··· Task material

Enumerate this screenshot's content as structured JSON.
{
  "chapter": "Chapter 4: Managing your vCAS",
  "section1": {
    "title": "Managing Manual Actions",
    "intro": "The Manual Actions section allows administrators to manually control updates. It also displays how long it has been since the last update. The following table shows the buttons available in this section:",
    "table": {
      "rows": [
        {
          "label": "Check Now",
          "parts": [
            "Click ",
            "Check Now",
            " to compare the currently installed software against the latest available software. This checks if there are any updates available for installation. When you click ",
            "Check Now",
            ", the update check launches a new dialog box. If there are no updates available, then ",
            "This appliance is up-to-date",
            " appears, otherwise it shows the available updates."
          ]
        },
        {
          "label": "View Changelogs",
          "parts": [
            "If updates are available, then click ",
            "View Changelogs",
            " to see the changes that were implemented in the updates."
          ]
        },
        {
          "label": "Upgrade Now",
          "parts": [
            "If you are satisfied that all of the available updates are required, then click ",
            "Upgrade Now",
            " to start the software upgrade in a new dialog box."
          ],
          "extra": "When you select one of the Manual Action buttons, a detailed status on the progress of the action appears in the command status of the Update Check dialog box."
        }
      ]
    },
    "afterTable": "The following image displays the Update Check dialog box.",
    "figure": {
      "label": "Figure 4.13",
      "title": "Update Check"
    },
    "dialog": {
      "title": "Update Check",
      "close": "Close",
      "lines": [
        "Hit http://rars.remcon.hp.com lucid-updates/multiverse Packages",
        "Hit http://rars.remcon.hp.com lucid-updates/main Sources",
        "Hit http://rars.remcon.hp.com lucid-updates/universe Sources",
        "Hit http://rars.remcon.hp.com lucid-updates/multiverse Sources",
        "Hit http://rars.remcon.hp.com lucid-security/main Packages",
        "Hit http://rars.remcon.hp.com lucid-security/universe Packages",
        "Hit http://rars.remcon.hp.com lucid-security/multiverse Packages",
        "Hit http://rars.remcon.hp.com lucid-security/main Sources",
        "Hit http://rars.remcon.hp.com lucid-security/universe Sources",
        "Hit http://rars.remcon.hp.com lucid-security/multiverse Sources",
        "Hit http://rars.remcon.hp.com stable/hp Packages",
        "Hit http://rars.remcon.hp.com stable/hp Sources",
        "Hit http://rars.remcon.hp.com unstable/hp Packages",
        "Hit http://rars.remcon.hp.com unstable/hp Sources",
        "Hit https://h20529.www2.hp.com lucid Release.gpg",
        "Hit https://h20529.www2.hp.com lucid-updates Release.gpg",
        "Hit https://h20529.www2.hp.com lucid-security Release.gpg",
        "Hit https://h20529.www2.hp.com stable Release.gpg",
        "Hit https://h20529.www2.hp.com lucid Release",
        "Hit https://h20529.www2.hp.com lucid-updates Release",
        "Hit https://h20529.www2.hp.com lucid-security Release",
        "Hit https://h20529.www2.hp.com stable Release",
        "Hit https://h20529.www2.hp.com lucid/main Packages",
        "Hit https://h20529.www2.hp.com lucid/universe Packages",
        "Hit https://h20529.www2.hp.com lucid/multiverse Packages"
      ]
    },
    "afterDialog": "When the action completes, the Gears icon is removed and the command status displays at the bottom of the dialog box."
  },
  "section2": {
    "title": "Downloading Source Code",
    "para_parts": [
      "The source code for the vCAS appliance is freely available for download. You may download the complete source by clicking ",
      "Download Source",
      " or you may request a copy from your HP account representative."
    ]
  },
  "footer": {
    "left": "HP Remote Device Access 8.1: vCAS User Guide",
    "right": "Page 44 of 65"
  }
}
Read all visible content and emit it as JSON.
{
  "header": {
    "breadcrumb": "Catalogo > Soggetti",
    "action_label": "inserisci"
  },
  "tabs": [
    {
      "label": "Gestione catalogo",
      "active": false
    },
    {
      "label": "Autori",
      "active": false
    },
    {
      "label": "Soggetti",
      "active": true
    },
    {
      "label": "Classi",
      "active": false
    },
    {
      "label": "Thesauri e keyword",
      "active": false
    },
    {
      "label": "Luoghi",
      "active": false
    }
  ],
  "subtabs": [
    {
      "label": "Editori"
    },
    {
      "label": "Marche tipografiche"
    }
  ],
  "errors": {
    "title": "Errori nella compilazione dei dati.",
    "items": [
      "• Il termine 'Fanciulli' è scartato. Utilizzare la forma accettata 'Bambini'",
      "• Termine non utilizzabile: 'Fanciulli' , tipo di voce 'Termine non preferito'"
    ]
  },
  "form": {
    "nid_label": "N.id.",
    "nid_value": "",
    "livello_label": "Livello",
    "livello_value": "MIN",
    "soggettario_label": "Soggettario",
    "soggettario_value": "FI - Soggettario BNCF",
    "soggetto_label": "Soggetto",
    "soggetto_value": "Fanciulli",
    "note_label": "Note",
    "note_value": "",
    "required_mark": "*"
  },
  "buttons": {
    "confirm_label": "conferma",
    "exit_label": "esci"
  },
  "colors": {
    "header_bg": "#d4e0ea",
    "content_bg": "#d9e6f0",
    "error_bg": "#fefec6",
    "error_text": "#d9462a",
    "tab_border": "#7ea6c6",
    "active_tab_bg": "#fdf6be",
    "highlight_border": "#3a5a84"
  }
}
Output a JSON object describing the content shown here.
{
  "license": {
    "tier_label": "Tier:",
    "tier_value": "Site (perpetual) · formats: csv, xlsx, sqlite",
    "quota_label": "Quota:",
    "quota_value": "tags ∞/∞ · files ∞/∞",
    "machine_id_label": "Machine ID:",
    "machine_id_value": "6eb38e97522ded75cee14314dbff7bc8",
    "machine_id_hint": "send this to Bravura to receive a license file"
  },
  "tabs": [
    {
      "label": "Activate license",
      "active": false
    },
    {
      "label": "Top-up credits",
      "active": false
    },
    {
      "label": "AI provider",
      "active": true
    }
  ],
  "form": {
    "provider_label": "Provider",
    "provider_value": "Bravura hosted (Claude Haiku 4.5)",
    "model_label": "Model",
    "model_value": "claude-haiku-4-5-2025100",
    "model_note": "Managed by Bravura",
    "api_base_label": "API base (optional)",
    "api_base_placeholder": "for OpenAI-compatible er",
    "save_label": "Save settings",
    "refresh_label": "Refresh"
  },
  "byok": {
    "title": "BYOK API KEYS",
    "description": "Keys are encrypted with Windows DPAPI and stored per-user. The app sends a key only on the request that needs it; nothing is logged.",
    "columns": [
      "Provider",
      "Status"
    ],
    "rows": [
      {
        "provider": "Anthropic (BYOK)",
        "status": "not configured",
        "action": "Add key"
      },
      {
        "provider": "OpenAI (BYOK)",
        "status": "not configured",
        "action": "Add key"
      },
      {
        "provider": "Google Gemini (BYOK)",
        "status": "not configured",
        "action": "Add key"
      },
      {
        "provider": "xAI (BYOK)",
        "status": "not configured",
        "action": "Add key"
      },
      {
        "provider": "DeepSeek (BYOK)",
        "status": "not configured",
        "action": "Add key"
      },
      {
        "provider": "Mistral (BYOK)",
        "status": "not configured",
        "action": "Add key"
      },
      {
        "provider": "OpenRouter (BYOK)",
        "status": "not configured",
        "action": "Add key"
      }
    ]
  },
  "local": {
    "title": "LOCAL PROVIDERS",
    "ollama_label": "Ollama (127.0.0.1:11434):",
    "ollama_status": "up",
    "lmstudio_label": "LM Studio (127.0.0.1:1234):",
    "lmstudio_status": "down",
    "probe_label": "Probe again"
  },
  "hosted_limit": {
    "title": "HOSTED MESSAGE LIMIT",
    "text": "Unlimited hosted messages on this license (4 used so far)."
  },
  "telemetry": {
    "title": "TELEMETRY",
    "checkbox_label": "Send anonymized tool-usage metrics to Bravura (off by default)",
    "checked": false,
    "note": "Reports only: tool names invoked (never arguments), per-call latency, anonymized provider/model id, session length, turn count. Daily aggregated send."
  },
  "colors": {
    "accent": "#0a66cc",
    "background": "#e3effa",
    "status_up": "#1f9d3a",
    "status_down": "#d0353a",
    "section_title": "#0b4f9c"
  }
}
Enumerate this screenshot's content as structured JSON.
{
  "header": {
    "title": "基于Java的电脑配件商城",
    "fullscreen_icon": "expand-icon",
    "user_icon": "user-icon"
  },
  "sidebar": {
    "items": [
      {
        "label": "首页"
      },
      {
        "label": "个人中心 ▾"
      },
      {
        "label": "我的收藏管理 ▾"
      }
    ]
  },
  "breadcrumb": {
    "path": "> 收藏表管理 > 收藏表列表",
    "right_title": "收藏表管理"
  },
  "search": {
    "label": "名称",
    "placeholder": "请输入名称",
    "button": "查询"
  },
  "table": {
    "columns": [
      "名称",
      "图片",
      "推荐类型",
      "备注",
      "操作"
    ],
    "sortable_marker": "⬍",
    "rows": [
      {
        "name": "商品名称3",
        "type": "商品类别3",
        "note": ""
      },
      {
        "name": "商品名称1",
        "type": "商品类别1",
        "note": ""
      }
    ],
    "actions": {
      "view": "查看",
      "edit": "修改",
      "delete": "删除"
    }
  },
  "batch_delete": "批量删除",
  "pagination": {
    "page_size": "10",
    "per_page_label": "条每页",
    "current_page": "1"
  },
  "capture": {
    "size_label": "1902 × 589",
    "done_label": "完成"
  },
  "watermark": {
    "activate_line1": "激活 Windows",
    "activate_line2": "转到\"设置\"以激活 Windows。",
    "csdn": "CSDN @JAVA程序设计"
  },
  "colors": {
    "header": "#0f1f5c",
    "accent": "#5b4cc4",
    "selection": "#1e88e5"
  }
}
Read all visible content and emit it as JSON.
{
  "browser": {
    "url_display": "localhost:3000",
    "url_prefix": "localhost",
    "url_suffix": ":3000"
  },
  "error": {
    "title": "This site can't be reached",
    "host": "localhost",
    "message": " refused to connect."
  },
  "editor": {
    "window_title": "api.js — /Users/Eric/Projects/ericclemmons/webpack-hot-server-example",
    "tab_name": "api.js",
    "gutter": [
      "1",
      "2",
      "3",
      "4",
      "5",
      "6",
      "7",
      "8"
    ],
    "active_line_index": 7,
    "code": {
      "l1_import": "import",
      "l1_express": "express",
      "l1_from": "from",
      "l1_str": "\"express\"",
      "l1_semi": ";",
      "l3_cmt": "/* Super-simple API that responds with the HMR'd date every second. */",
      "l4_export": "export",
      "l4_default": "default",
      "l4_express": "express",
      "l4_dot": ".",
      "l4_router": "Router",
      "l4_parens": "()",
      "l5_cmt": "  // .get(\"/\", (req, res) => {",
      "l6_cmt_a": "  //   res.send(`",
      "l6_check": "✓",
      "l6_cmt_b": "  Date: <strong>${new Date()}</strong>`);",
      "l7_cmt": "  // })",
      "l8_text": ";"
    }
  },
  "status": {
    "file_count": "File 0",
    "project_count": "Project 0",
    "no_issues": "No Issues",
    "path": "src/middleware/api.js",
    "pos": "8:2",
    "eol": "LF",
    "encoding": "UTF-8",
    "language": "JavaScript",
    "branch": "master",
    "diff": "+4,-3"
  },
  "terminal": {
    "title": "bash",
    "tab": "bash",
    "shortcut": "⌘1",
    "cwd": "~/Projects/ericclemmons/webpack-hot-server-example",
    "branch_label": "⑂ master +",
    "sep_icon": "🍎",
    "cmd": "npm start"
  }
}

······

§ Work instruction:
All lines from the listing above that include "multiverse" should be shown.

§ Answer box:
        "Hit http://rars.remcon.hp.com lucid-updates/multiverse Packages",
        "Hit http://rars.remcon.hp.com lucid-updates/multiverse Sources",
        "Hit http://rars.remcon.hp.com lucid-security/multiverse Packages",
        "Hit http://rars.remcon.hp.com lucid-security/multiverse Sources",
        "Hit https://h20529.www2.hp.com lucid/multiverse Packages"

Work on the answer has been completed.